If enacted, the USA Freedom Act will mark the first time since 9/11 that Congress has reined in any national security surveillance program. But to call it the sign of a fundamental shift is wishful thinking. The real reason the bill has such support, including from the White House and reportedly the NSA itself, is that if Congress does nothing, even more radical change would transpire: Section 215 of the USA Patriot Act, on which the NSA domestic phone data program rests, will expire on June 1 unless Congress acts. In truth, the USA Freedom Act addresses only a small fraction of the NSA’s dragnet surveillance operation, and will leave most of the problematic programs Edward Snowden disclosed untouched.

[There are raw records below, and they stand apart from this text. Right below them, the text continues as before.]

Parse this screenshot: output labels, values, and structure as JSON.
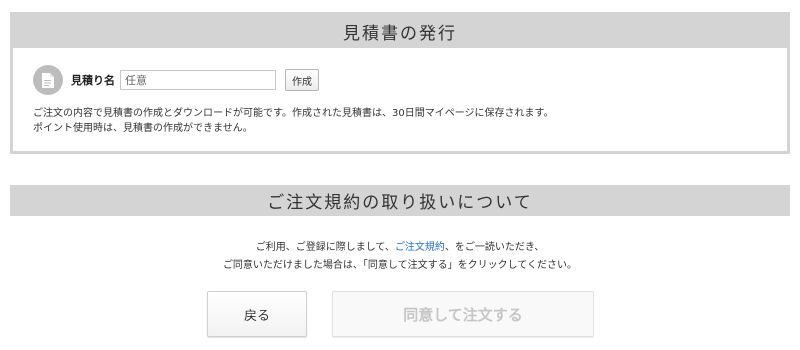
{
  "quote": {
    "header": "見積書の発行",
    "label": "見積り名",
    "input_value": "",
    "input_placeholder": "任意",
    "create_label": "作成",
    "note_line1": "ご注文の内容で見積書の作成とダウンロードが可能です。作成された見積書は、30日間マイページに保存されます。",
    "note_line2": "ポイント使用時は、見積書の作成ができません。",
    "icon": "document-icon"
  },
  "terms": {
    "header": "ご注文規約の取り扱いについて",
    "text_before": "ご利用、ご登録に際しまして、",
    "link_label": "ご注文規約",
    "text_after": "、をご一読いただき、",
    "line2": "ご同意いただけました場合は、「同意して注文する」をクリックしてください。"
  },
  "buttons": {
    "back_label": "戻る",
    "agree_label": "同意して注文する"
  },
  "colors": {
    "header_bg": "#d4d4d4",
    "link": "#2a6fc1",
    "agree_text_disabled": "#c6c6c6"
  }
}
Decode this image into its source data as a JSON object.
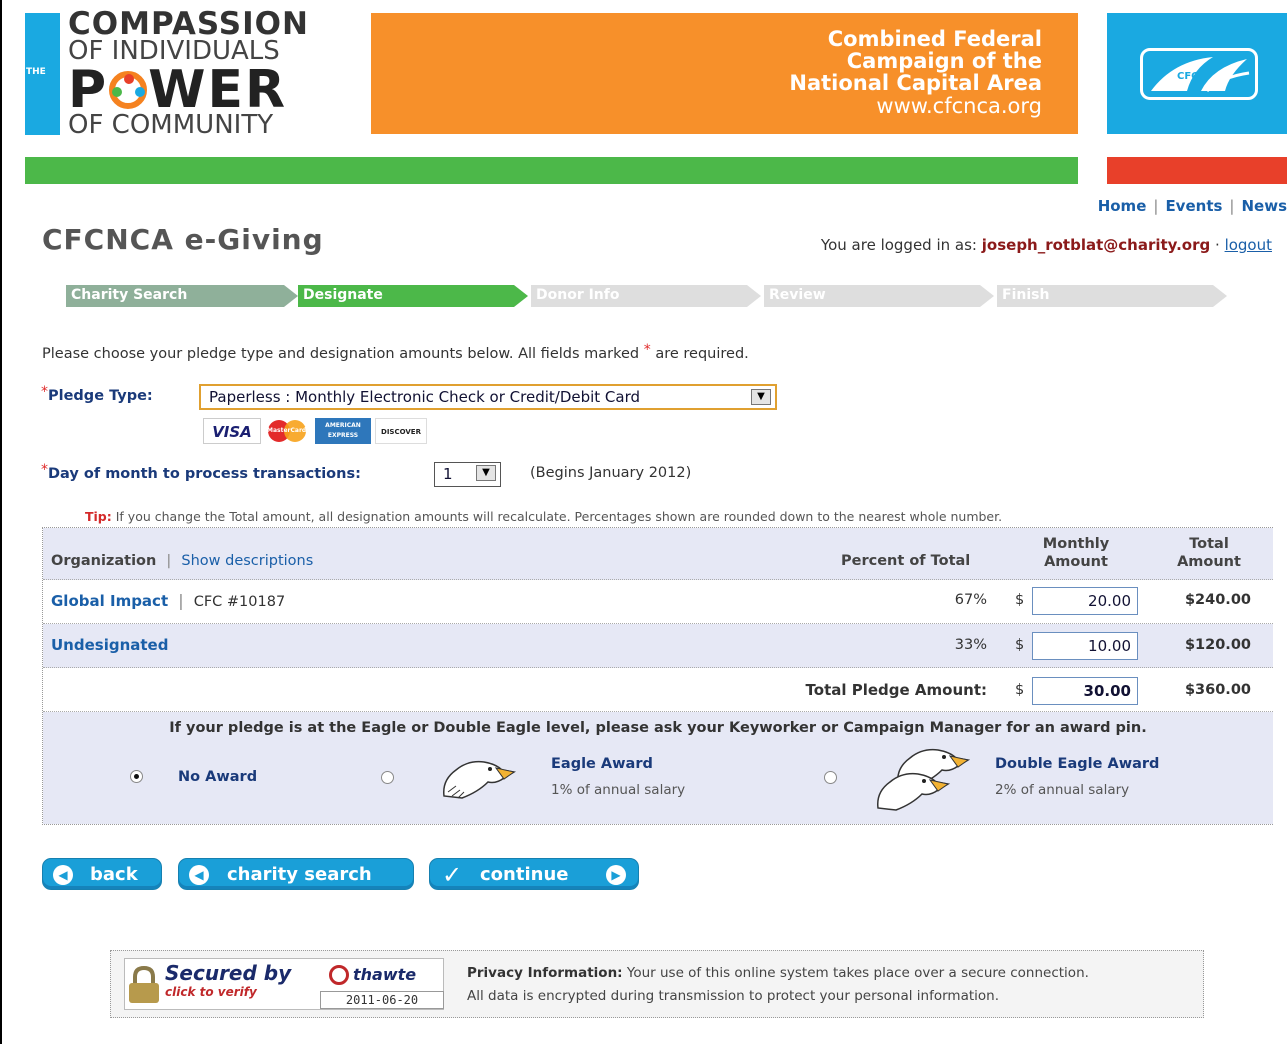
{
  "header": {
    "logo_the": "THE",
    "logo_line1": "COMPASSION",
    "logo_line2": "OF INDIVIDUALS",
    "logo_line3a": "P",
    "logo_line3b": "WER",
    "logo_line4": "OF COMMUNITY",
    "campaign_line1": "Combined Federal",
    "campaign_line2": "Campaign of the",
    "campaign_line3": "National Capital Area",
    "campaign_url": "www.cfcnca.org",
    "cfc_logo_text": "CFC",
    "colors": {
      "orange": "#f7902a",
      "blue": "#1aa9e1",
      "green": "#4cb849",
      "red": "#e8402a"
    }
  },
  "topnav": {
    "home": "Home",
    "events": "Events",
    "news": "News",
    "separator": "|"
  },
  "page_title": "CFCNCA e-Giving",
  "login": {
    "prefix": "You are logged in as:",
    "user": "joseph_rotblat@charity.org",
    "dot": "·",
    "logout": "logout"
  },
  "steps": [
    {
      "label": "Charity Search",
      "state": "done",
      "color": "#8fb09a"
    },
    {
      "label": "Designate",
      "state": "current",
      "color": "#4cb849"
    },
    {
      "label": "Donor Info",
      "state": "todo",
      "color": "#dedede"
    },
    {
      "label": "Review",
      "state": "todo",
      "color": "#dedede"
    },
    {
      "label": "Finish",
      "state": "todo",
      "color": "#dedede"
    }
  ],
  "intro": {
    "text": "Please choose your pledge type and designation amounts below. All fields marked",
    "req": "*",
    "tail": "are required."
  },
  "pledge_type": {
    "req": "*",
    "label": "Pledge Type:",
    "value": "Paperless : Monthly Electronic Check or Credit/Debit Card",
    "arrow": "▼",
    "cards": [
      "VISA",
      "MasterCard",
      "AMERICAN EXPRESS",
      "DISCOVER"
    ]
  },
  "day_of_month": {
    "req": "*",
    "label": "Day of month to process transactions:",
    "value": "1",
    "arrow": "▼",
    "note": "(Begins January 2012)"
  },
  "tip": {
    "label": "Tip:",
    "text": "If you change the Total amount, all designation amounts will recalculate. Percentages shown are rounded down to the nearest whole number."
  },
  "table": {
    "header": {
      "organization": "Organization",
      "sep": "|",
      "show_descriptions": "Show descriptions",
      "percent": "Percent of Total",
      "monthly1": "Monthly",
      "monthly2": "Amount",
      "total1": "Total",
      "total2": "Amount"
    },
    "rows": [
      {
        "name": "Global Impact",
        "sep": "|",
        "cfc": "CFC #10187",
        "percent": "67%",
        "currency": "$",
        "monthly": "20.00",
        "total": "$240.00"
      },
      {
        "name": "Undesignated",
        "percent": "33%",
        "currency": "$",
        "monthly": "10.00",
        "total": "$120.00"
      }
    ],
    "total_row": {
      "label": "Total Pledge Amount:",
      "currency": "$",
      "monthly": "30.00",
      "total": "$360.00"
    },
    "award_note": "If your pledge is at the Eagle or Double Eagle level, please ask your Keyworker or Campaign Manager for an award pin.",
    "awards": [
      {
        "title": "No Award",
        "sub": "",
        "selected": true
      },
      {
        "title": "Eagle Award",
        "sub": "1% of annual salary",
        "selected": false
      },
      {
        "title": "Double Eagle Award",
        "sub": "2% of annual salary",
        "selected": false
      }
    ]
  },
  "buttons": {
    "back": "back",
    "charity_search": "charity search",
    "continue": "continue",
    "left_arrow": "◀",
    "right_arrow": "▶",
    "check": "✓"
  },
  "security": {
    "seal_title": "Secured by",
    "seal_brand": "thawte",
    "seal_click": "click to verify",
    "seal_date": "2011-06-20",
    "privacy_label": "Privacy Information:",
    "privacy_text1": "Your use of this online system takes place over a secure connection.",
    "privacy_text2": "All data is encrypted during transmission to protect your personal information."
  }
}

The USA Freedom Act, which has been endorsed by Silicon Valley corporations, human rights groups, privacy defenders like Senators Ron Wyden and Pat Leahy and Representative John Conyers, as well as staunch conservatives such as Representative James Sensenbrenner and Senator Mike Lee, has much to commend it. It would end the NSA’s “bulk collection” of virtually every American’s phone records, and instead authorize the NSA to access phone data and other personal records only when a court finds that there is reasonable suspicion that records relate to specific names, accounts, or addresses linked to international terrorism. It would impose reporting requirements on the agencies using such authorities, and permit companies served with official demands for their customers’ records to report publicly, in limited fashion, on the volume of such requests. And it would improve proceedings before the Foreign Intelligence Surveillance Court, the judicial body that reviews intelligence surveillance requests. That court currently operates entirely in the dark, where it hears only from the government. The new law would mandate the appointment of a panel of special lawyers who would be directed to defend privacy and civil rights with respect to any surveillance request that “presents a novel or significant interpretation of the law,” and require publication of declassified summaries of the court’s opinions where feasible.